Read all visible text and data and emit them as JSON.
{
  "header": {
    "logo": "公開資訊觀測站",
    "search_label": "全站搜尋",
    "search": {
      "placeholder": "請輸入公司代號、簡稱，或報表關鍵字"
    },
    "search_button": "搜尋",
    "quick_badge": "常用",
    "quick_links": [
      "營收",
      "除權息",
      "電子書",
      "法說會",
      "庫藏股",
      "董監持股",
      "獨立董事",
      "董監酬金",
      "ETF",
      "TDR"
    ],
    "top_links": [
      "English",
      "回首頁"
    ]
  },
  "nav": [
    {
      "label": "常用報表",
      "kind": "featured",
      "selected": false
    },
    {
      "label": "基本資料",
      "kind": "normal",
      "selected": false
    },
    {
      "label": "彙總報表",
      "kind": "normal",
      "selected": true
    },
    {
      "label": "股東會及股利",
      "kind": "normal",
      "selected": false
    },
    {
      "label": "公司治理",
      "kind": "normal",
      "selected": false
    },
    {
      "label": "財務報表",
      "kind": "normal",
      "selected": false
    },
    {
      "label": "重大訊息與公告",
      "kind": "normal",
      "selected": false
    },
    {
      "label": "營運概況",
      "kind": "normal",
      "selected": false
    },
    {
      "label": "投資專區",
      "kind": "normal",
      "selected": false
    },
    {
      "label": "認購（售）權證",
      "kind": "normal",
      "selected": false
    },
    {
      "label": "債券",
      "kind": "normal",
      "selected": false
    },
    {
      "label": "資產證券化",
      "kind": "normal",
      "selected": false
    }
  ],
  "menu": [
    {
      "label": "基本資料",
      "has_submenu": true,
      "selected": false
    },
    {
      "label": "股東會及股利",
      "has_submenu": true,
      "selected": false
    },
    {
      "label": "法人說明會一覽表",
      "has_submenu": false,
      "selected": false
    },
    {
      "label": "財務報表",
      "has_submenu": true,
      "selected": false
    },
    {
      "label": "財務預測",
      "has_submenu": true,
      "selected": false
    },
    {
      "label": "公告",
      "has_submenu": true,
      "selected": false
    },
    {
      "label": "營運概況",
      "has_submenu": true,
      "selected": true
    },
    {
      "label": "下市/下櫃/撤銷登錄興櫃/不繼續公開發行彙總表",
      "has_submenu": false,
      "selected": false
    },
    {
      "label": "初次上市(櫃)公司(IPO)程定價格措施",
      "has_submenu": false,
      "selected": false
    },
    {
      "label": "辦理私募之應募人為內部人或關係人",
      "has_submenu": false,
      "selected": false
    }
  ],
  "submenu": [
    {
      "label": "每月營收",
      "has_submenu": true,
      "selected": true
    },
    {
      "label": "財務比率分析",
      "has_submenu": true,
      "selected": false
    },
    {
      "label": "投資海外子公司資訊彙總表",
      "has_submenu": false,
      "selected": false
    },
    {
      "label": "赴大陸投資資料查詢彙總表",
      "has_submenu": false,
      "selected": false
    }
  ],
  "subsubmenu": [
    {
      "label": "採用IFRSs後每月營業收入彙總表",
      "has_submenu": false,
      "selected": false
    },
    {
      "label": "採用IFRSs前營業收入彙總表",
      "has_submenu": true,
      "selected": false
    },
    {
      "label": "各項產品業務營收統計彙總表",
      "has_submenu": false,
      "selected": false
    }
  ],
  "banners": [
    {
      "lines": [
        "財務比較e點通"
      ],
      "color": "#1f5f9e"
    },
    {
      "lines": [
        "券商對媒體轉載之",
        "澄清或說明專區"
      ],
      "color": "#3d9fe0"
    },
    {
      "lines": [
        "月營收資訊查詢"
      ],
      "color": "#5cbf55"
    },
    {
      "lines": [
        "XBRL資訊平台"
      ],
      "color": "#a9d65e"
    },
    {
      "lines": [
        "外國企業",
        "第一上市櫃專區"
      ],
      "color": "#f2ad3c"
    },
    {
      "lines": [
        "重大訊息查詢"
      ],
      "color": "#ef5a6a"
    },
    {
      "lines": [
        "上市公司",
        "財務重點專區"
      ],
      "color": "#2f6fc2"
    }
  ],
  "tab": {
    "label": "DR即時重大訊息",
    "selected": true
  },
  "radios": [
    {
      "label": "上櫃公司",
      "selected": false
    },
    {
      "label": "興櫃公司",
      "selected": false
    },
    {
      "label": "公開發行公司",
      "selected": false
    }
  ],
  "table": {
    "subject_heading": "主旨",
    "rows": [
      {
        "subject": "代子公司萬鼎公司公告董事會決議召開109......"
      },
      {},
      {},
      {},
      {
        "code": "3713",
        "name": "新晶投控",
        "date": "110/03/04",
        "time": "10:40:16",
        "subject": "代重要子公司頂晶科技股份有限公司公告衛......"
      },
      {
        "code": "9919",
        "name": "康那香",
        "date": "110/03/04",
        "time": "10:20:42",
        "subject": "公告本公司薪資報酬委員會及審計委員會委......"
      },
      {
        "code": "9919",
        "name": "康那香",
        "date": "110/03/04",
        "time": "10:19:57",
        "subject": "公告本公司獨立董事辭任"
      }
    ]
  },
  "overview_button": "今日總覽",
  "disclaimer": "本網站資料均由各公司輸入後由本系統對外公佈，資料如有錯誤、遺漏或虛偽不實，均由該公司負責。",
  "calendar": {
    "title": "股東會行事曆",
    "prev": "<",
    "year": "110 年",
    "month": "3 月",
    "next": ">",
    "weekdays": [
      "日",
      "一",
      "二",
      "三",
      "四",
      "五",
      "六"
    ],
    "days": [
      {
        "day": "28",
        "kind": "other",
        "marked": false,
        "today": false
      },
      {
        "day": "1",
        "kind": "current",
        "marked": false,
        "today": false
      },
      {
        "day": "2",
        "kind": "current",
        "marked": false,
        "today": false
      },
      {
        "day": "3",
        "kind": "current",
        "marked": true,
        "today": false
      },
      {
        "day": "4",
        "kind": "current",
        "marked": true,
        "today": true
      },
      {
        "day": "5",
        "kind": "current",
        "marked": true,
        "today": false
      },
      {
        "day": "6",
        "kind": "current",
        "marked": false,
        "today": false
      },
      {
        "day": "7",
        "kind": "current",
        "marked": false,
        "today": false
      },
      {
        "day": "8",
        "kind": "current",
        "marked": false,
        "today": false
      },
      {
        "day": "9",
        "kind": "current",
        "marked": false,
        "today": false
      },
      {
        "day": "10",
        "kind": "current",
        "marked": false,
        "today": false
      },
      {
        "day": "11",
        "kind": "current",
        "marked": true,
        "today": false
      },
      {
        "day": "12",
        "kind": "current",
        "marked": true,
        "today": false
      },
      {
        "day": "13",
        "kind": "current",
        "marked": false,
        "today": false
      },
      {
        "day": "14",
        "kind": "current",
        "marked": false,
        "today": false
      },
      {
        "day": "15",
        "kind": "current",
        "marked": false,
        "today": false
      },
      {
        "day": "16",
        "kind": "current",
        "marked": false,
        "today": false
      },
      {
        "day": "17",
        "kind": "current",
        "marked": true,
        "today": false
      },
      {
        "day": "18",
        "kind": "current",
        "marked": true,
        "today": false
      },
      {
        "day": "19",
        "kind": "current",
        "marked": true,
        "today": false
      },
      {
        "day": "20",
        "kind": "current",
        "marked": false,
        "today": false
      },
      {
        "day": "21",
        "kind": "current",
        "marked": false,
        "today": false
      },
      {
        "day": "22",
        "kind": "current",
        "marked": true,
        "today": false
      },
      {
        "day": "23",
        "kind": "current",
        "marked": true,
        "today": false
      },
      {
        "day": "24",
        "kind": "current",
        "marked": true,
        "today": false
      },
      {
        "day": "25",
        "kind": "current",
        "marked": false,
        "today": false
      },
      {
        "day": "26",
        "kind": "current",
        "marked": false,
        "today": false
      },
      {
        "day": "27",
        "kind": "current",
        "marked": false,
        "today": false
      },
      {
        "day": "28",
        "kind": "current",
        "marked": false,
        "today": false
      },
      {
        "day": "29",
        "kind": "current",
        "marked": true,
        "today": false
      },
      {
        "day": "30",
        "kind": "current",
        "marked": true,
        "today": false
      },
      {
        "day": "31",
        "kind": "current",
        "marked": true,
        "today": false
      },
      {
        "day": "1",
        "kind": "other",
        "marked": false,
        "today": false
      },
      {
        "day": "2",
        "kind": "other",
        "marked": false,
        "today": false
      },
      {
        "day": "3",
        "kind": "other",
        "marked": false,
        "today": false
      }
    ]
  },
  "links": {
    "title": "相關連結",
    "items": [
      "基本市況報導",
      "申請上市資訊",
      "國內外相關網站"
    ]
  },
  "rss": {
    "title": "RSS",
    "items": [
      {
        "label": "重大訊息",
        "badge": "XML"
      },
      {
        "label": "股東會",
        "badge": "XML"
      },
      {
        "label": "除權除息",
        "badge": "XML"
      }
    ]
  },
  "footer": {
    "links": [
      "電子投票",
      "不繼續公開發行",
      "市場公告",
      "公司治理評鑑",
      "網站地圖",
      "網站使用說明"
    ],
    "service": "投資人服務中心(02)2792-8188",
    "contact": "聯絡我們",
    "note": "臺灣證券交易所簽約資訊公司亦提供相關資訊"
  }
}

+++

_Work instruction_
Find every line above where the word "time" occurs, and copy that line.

_Reply to the task_
        "time": "10:40:16",
        "time": "10:20:42",
        "time": "10:19:57",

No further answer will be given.